One thing’s for certain, while his love of the craft appears unsullied, Rock’s stand-up tours have become more infrequent as he’s aged. He’s made a concerted effort to refine his dramatic acting skills in recent decades, helping him land not just the Fargo gig, but also a lead role in the upcoming Civil Rights biopic, Rustin.

Rock plays Civil Rights advocate and NAACP leader, Roy Wilkins, an associate of the titular Bayard Rustin, played by Colman Domingo (Selma, Euphoria). The film was produced by Michelle and Barack Obama and focuses on Rustin’s experiences as a gay Black man in an era of profound social upheaval and division. 

Last time Rock was in the country, he had no dramas selling out two nights a piece in Sydney, Brisbane and Melbourne. He’s returning to many of the same venues this time around, but currently with just one show scheduled for each city. As Sarah Thomas wrote in her five-star review, “There’s simply no substitute for capturing this genius in the flesh.”

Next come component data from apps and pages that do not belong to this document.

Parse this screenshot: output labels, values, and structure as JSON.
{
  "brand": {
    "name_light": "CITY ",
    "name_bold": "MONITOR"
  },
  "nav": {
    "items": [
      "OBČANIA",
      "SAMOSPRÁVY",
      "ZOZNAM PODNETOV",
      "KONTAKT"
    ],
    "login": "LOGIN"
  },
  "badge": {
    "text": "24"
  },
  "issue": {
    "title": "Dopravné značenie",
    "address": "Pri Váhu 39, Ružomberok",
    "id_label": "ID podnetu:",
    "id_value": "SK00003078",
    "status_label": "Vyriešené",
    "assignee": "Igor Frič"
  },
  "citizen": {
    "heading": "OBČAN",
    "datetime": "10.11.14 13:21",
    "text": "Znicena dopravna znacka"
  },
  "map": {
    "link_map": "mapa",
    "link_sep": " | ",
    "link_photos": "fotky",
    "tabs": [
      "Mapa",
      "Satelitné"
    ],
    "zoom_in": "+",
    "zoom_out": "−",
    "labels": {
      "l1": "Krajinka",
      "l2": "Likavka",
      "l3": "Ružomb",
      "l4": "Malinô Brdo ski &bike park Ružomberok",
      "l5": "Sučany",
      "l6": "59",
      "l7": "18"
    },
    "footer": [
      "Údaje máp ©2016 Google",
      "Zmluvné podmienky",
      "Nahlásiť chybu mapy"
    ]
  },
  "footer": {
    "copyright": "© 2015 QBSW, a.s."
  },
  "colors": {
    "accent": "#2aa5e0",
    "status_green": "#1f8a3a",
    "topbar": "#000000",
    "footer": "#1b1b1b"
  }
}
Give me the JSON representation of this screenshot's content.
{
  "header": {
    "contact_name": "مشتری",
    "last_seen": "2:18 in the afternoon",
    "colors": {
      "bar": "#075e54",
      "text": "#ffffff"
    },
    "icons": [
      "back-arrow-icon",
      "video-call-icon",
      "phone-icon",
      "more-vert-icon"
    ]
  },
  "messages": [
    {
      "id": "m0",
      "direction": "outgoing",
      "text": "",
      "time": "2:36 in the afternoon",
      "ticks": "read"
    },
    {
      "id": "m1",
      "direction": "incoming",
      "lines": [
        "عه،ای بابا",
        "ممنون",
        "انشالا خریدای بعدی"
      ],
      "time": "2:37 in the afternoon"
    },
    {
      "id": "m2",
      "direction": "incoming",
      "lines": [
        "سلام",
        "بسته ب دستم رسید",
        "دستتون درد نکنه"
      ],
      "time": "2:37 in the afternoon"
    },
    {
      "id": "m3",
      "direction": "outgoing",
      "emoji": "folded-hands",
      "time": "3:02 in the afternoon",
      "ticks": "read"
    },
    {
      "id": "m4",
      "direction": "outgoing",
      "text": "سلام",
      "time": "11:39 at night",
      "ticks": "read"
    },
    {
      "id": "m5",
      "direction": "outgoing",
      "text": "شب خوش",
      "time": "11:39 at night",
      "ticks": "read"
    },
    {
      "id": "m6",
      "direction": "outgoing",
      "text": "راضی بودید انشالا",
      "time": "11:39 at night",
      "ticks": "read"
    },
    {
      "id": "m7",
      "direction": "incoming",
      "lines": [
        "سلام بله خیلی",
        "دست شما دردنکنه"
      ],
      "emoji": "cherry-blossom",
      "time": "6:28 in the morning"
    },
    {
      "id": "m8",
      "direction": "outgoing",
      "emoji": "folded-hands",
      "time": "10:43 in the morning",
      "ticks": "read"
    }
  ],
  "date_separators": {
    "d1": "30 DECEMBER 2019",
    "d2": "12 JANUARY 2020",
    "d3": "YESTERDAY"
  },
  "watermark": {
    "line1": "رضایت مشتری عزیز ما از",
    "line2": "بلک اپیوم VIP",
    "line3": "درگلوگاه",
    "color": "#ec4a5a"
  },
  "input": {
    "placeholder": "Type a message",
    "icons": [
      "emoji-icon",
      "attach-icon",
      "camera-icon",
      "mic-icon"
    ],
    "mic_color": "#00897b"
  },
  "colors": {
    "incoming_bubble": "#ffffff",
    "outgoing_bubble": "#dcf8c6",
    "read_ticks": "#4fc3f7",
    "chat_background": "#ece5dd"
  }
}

Tickets on sale now.

Wednesday 10th August
Melbourne, Margaret Court Arena

Monday 15th August
Sydney, Qudos Bank Arena

Wednesday 17th August
Adelaide, Entertainment Centre

Saturday 20th August
Brisbane, Entertainment Centre

Tuesday 23rd August
Gold Coast, Convention & Exhibition Centre